The Pension and Health Benefits committee report included a vote that the money remaining in the former conference insurance account (from the conference health insurance plan, which was discontinued at the end of 2015) will be used to fund existing pension liability, and to guard against future liability. The Council on Finance and Administration report included explanations of changes in the budget resulting from the new methods of apportionment, approved last year under the name Arkansas Tithe Initiative.

Resolutions adopted by the conference (use back of sheet if more space needed):
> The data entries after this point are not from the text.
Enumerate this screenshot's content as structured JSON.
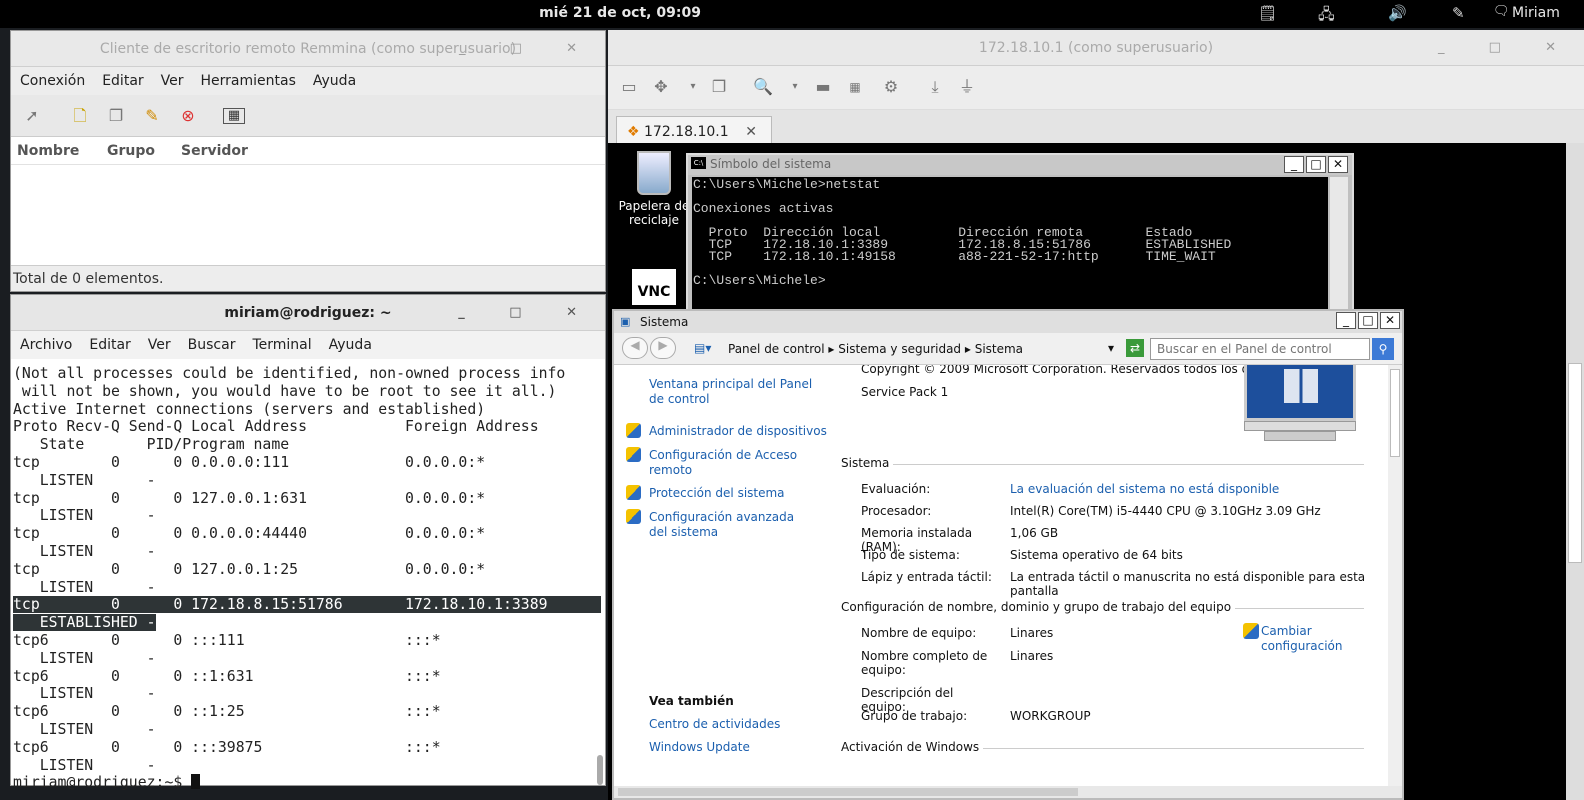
{
  "topbar": {
    "clock": "mié 21 de oct, 09:09",
    "user": "Miriam",
    "tray_icons": [
      "notification-icon",
      "network-icon",
      "volume-icon",
      "accessibility-icon",
      "chat-icon"
    ]
  },
  "remmina": {
    "title": "Cliente de escritorio remoto Remmina (como superusuario)",
    "menu": [
      "Conexión",
      "Editar",
      "Ver",
      "Herramientas",
      "Ayuda"
    ],
    "columns": [
      "Nombre",
      "Grupo",
      "Servidor"
    ],
    "status": "Total de 0 elementos."
  },
  "terminal": {
    "title": "miriam@rodriguez: ~",
    "menu": [
      "Archivo",
      "Editar",
      "Ver",
      "Buscar",
      "Terminal",
      "Ayuda"
    ],
    "lines_before": [
      "(Not all processes could be identified, non-owned process info",
      " will not be shown, you would have to be root to see it all.)",
      "Active Internet connections (servers and established)",
      "Proto Recv-Q Send-Q Local Address           Foreign Address",
      "   State       PID/Program name",
      "tcp        0      0 0.0.0.0:111             0.0.0.0:*",
      "   LISTEN      -",
      "tcp        0      0 127.0.0.1:631           0.0.0.0:*",
      "   LISTEN      -",
      "tcp        0      0 0.0.0.0:44440           0.0.0.0:*",
      "   LISTEN      -",
      "tcp        0      0 127.0.0.1:25            0.0.0.0:*",
      "   LISTEN      -"
    ],
    "highlight_line1": "tcp        0      0 172.18.8.15:51786       172.18.10.1:3389      ",
    "highlight_line2": "   ESTABLISHED -",
    "lines_after": [
      "tcp6       0      0 :::111                  :::*",
      "   LISTEN      -",
      "tcp6       0      0 ::1:631                 :::*",
      "   LISTEN      -",
      "tcp6       0      0 ::1:25                  :::*",
      "   LISTEN      -",
      "tcp6       0      0 :::39875                :::*",
      "   LISTEN      -"
    ],
    "prompt": "miriam@rodriguez:~$ "
  },
  "rdp": {
    "title": "172.18.10.1 (como superusuario)",
    "tab_label": "172.18.10.1",
    "desktop": {
      "recycle_bin_label": "Papelera de reciclaje",
      "vnc_label": "VNC"
    },
    "cmd": {
      "title": "Símbolo del sistema",
      "lines": [
        "C:\\Users\\Michele>netstat",
        "",
        "Conexiones activas",
        "",
        "  Proto  Dirección local          Dirección remota        Estado",
        "  TCP    172.18.10.1:3389         172.18.8.15:51786       ESTABLISHED",
        "  TCP    172.18.10.1:49158        a88-221-52-17:http      TIME_WAIT",
        "",
        "C:\\Users\\Michele>"
      ]
    },
    "system": {
      "title": "Sistema",
      "breadcrumb": [
        "Panel de control",
        "Sistema y seguridad",
        "Sistema"
      ],
      "search_placeholder": "Buscar en el Panel de control",
      "left_links": [
        "Ventana principal del Panel de control",
        "Administrador de dispositivos",
        "Configuración de Acceso remoto",
        "Protección del sistema",
        "Configuración avanzada del sistema"
      ],
      "see_also_title": "Vea también",
      "see_also": [
        "Centro de actividades",
        "Windows Update"
      ],
      "copyright": "Copyright © 2009 Microsoft Corporation. Reservados todos los derechos.",
      "service_pack": "Service Pack 1",
      "section_system": "Sistema",
      "rows": [
        {
          "label": "Evaluación:",
          "value": "La evaluación del sistema no está disponible"
        },
        {
          "label": "Procesador:",
          "value": "Intel(R) Core(TM) i5-4440 CPU @ 3.10GHz   3.09 GHz"
        },
        {
          "label": "Memoria instalada (RAM):",
          "value": "1,06 GB"
        },
        {
          "label": "Tipo de sistema:",
          "value": "Sistema operativo de 64 bits"
        },
        {
          "label": "Lápiz y entrada táctil:",
          "value": "La entrada táctil o manuscrita no está disponible para esta pantalla"
        }
      ],
      "section_name": "Configuración de nombre, dominio y grupo de trabajo del equipo",
      "name_rows": [
        {
          "label": "Nombre de equipo:",
          "value": "Linares"
        },
        {
          "label": "Nombre completo de equipo:",
          "value": "Linares"
        },
        {
          "label": "Descripción del equipo:",
          "value": ""
        },
        {
          "label": "Grupo de trabajo:",
          "value": "WORKGROUP"
        }
      ],
      "change_settings": "Cambiar configuración",
      "section_activation": "Activación de Windows"
    }
  }
}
Two resolutions came before the Annual Conference for discussion and vote.

The first, a resolution to “Encourage the Formation of Accountable Discipleship Groups in the Local Church,” passed overwhelmingly, with no speeches against it.

A second resolution, written in support of the Council of Bishops’ proposal approved by General Conference regarding on human sexuality and titled “A Resolution to Support the Council of Bishops’ Proposal, A Way Forward,” prompted more discussion, including time spent in small groups at the direction of the bishop. Speeches against this resolution dealt less with the proposal approved by General Conference and more with the composition of the resolution itself, including that it called for haste when the Holy Spirit cannot be rushed, and that the language used may promote disunity. It failed on a written ballot by a vote of 310 to 356.

What did your annual conference do to reinforce the Four Areas of Focus, and what commitments has the conference made for the coming year:

In keeping with the denominational focus on ministry with the poor, the Arkansas Conference voted to extend its three-year childhood hunger initiative for an additional three years. Called “200,000 Reasons” because approximately 200,000 children in Arkansas go to bed hungry each night, the effort includes not just food pantries, but also educational programs such as Cooking Matters classes in partnership with the Arkansas Hunger Relief Alliance and the No Kid Hungry campaign, and advocacy work to provide a public witness to the problem of childhood hunger.

The Rev. J.J. Whitney, who leads the 200,000 Reasons initiative, reported that 34 percent of Arkansas Conference congregations have participated in some way, but the goal remains 100 percent. She highlighted the upcoming Paysinger Hunger Summit, set for Sept 10 in Little Rock.

“Church, we’re just getting started,” she said, adding that with creativity, resources and the Holy Spirit, “we could be the reason that 200,000 kids don’t go hungry in Arkansas.”

Number of people ordained, commissioned or received into associate membership, and average age: 11 people ordained (nine as elders, one as a deacon, one welcomed as an elder by recognition of orders), with an average age of 42; 14 people commissioned (12 as provisional elders, two as provisional deacons), with an average age of 38.5. One ordinand made history: The Rev. Naomi Punamchong Rogers became the first Korean-American female ordained in the history of Methodism in Arkansas; she was born the same year as the church approved full clergy rights for women.

Number of people retired: 26 retirees with a combined total of 599 years of service

Membership stands at 131,477 at the close of 2015, down less than 1 percent from the previous year.

Worship attendance stands at 48,646, down 3 percent.

Church school attendance stands at 19,910, down 4 percent.

Churches reported 1,867 professions or reaffirmations of faith for 2015, down 8 percent from 2014.

Adults and young adults in small groups for 2015 numbered 30,791, down 3 percent from 2014.

Churches reported worshippers engaged in mission for 2015 at 26,911, down 4 percent from 2014.

More coverage of the Arkansas Annual Conference session is here.

Source: Amy Forbus, editor of the Arkansas United Methodist.